Sexology-oriented activity: Lane

Realizing that my sexuality was prevalent in my daily life started with some of my friends talking about Playboy in 5th grade. We were all sitting at lunch and some friends were talking about their dad’s Playboy magazine they found and the pictures that were inside of it. I had never thought of a woman in the ways that they were describing her, naked. To me at that point, a girlfriend was making my friends who were girls happy when their friends told me that a girl in my class liked me. It was not until I went on the computer and searched “Playboy” that I really was thrown into the world I know now. I looked at the pictures online and I tried to understand why it was so appeasing but my friends and I could not figure it out. My parents got involved when our search history on the family computer read “Playboy Magazine”, and they felt like they needed to give me a talk. I was so confused that I put the whole subject to the back of my mind until I ended up started to have feelings for girls. The moment that my parents had that talk with me was that big moment that I knew there was something more to girls other than what I knew from my mother and my sister. It did not help that I got into rap music at this time and learned new words that were said and researched them. That was the beginning to my new adulthood sexual chapter of my life.

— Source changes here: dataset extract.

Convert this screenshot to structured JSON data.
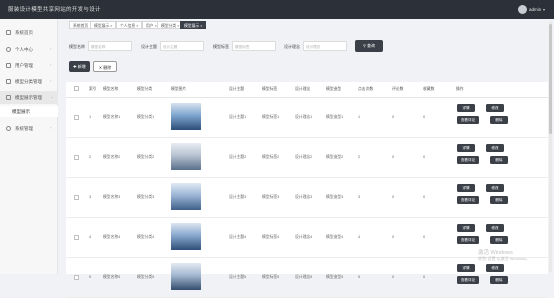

Sexology-oriented activity: Danny

My childhood memories and thoughts when it comes to my sexual transition from childhood through puberty are quite vague, but I do remember a few things that did bring a change. One happened to be during early middle school, when I overheard some guys talking about themselves masturbating and ejaculating. I was not use to hearing anything sexual related talked about in pubic for one thing (or in private and personal conversation for that matter), but this also made me think about my own sexual awareness of my body and opened the idea of masturbation. Physiologically, I had not really hit the same stage as some of my school peers around me. It was not until I hit that puberty stage and also accidently found the adult movie channel that my sexual awareness kind of shifted. Basically, that was when I thought about what sex “was” (was being defined only by what that adult movie framed at the time) more so than the naïve thoughts I had before (I just didn’t really think critically about sex). As far as I remember, it was the cultural influence of peers (overhearing, I never talked about it) and discovering certain media influences (T.V and internet porn) that help spurred a transition, I guess.